KATOWICE /Poland/, November 5. /TASS/. President of the World Anti-Doping Agency (WADA) Sir Craig Reedie said on Tuesday he believed that the doping scandal involving Russia was ‘the worst’ in the entire history of the global organization.

This Sunday, on November 10, WADA will be celebrating the 20-year anniversary since its foundation. The so-called Russian doping scandal emerged in 2015 with Richard Pound’s probe into reported doping manipulations in the Russian track and field athletics body.

In 2016, the WADA Independent Commission chaired by Canadian sports law professor Richard McLaren delivered a report, which stated in particular that Russia allegedly employed a state-sponsored doping system.
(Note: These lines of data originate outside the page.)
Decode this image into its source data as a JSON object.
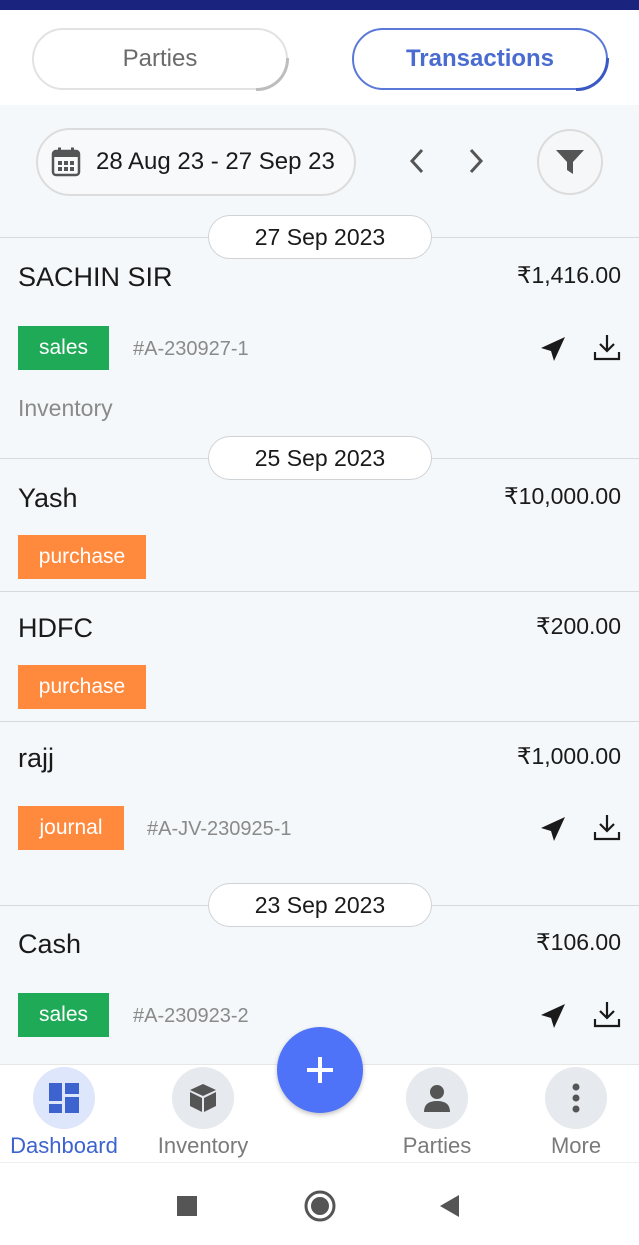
{
  "tabs": {
    "parties": "Parties",
    "transactions": "Transactions"
  },
  "filter": {
    "date_range": "28 Aug 23 - 27 Sep 23"
  },
  "groups": [
    {
      "date": "27 Sep 2023",
      "items": [
        {
          "name": "SACHIN SIR",
          "amount": "₹1,416.00",
          "type": "sales",
          "ref": "#A-230927-1",
          "sub": "Inventory"
        }
      ]
    },
    {
      "date": "25 Sep 2023",
      "items": [
        {
          "name": "Yash",
          "amount": "₹10,000.00",
          "type": "purchase"
        },
        {
          "name": "HDFC",
          "amount": "₹200.00",
          "type": "purchase"
        },
        {
          "name": "rajj",
          "amount": "₹1,000.00",
          "type": "journal",
          "ref": "#A-JV-230925-1"
        }
      ]
    },
    {
      "date": "23 Sep 2023",
      "items": [
        {
          "name": "Cash",
          "amount": "₹106.00",
          "type": "sales",
          "ref": "#A-230923-2"
        }
      ]
    }
  ],
  "bottom_nav": {
    "dashboard": "Dashboard",
    "inventory": "Inventory",
    "parties": "Parties",
    "more": "More"
  },
  "icons": {
    "calendar": "calendar-icon",
    "prev": "chevron-left-icon",
    "next": "chevron-right-icon",
    "filter": "filter-icon",
    "send": "send-icon",
    "download": "download-icon",
    "add": "plus-icon"
  },
  "colors": {
    "accent": "#4e73f8",
    "sales": "#1faa57",
    "purchase": "#ff8a3d",
    "status_bar": "#1a237e"
  }
}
These accusations are denied by the authorities of Russia.

"The worst case of the system failure, certainly in my time as president, if not in the entire history of the anti-doping movement, has been with Russia," WADA President Reedie said addressing the 5th World Conference on Doping in Sport, hosted by Poland’s Katowice on Tuesday.

"The revelations exposed by the WADA-led investigations of Richard Pound and Richard McLaren forced a sea change in attitude around the globe," Reedie continued. "Confirmation of that unprecedented level of cheating left the sports world in no doubt of the scale of the job facing WADA and has re-awakened all stakeholders to the importance of sports integrity."

"Since then, with help from partners, WADA has helped rebuild the Russian Anti-Doping Agency into the fully operational National Anti-Doping Organization it is today, ensuring that the anti-doping program could resume effectively across that massive and sports-passionate nation," the WADA president stated.

The WADA Executive Committee reinstated the compliance status of the Russian Anti-Doping Agency (RUSADA) on September 20, 2018 on condition that before December 31, 2018 WADA experts would be granted access to doping samples at the Moscow Anti-Doping Lab, which was sealed off in connection with a federal investigation.

"The WADA Executive Committee’s decision of September 2018 to reinstate RUSADA after three years of non-compliance, under the strictest of conditions, broke a long-standing impasse between the Agency and the Russian authorities," Reedie said. "By imposing these conditions, we have now gained access to the data and samples contained within the Moscow Laboratory that was, for so long, out of reach."

"It is currently being used to bring more cheats to justice with dozens of cases now proceeding through the various judicial channels," the WADA chief stressed.

WADA announced on September 23 that it had initiated a probe into the compliance status of the Russian Anti-Doping Agency with the Code of the world’s governing anti-doping body based on the inconsistencies reportedly discovered in the data from the Moscow Anti-Doping Laboratory.

"Evidence — uncovered by WADA — that a portion of the data may have been manipulated is still being investigated and sparked a fresh compliance procedure being brought by WADA in September this year against RUSADA," Reedie said.

Specialists from WADA were granted access to the database of the Moscow Anti-Doping Laboratory in January this year and copied 24 terabytes of information on Russian athletes’ doping samples collected between 2012 and 2015. WADA experts finished their work to retrieve doping samples from the Moscow Lab on April 30 having collected 2,262 doping samples in 4,524 containers (Samples A and B).

"It should be noted that this latest procedure was brought under the legal framework of the new International Standard for Code Compliance by Signatories, which was not in force when RUSADA was first declared non-compliant in 2015," he continued.

"Clearly, we have all faced pressures to deal with the Russian situation effectively," Reedie stated. "Athletes need to know they are being protected and they expect us — WADA and the anti-doping community — to step up the fight."

Chair of the WADA Compliance Review Committee Jonathan Taylor told TASS a few weeks ago that a decision on the expediency of imposing sanctions on RUSADA may be made at an extraordinary session of the WADA Executive Committee, which will take place after November 7 already under the organization’s new president.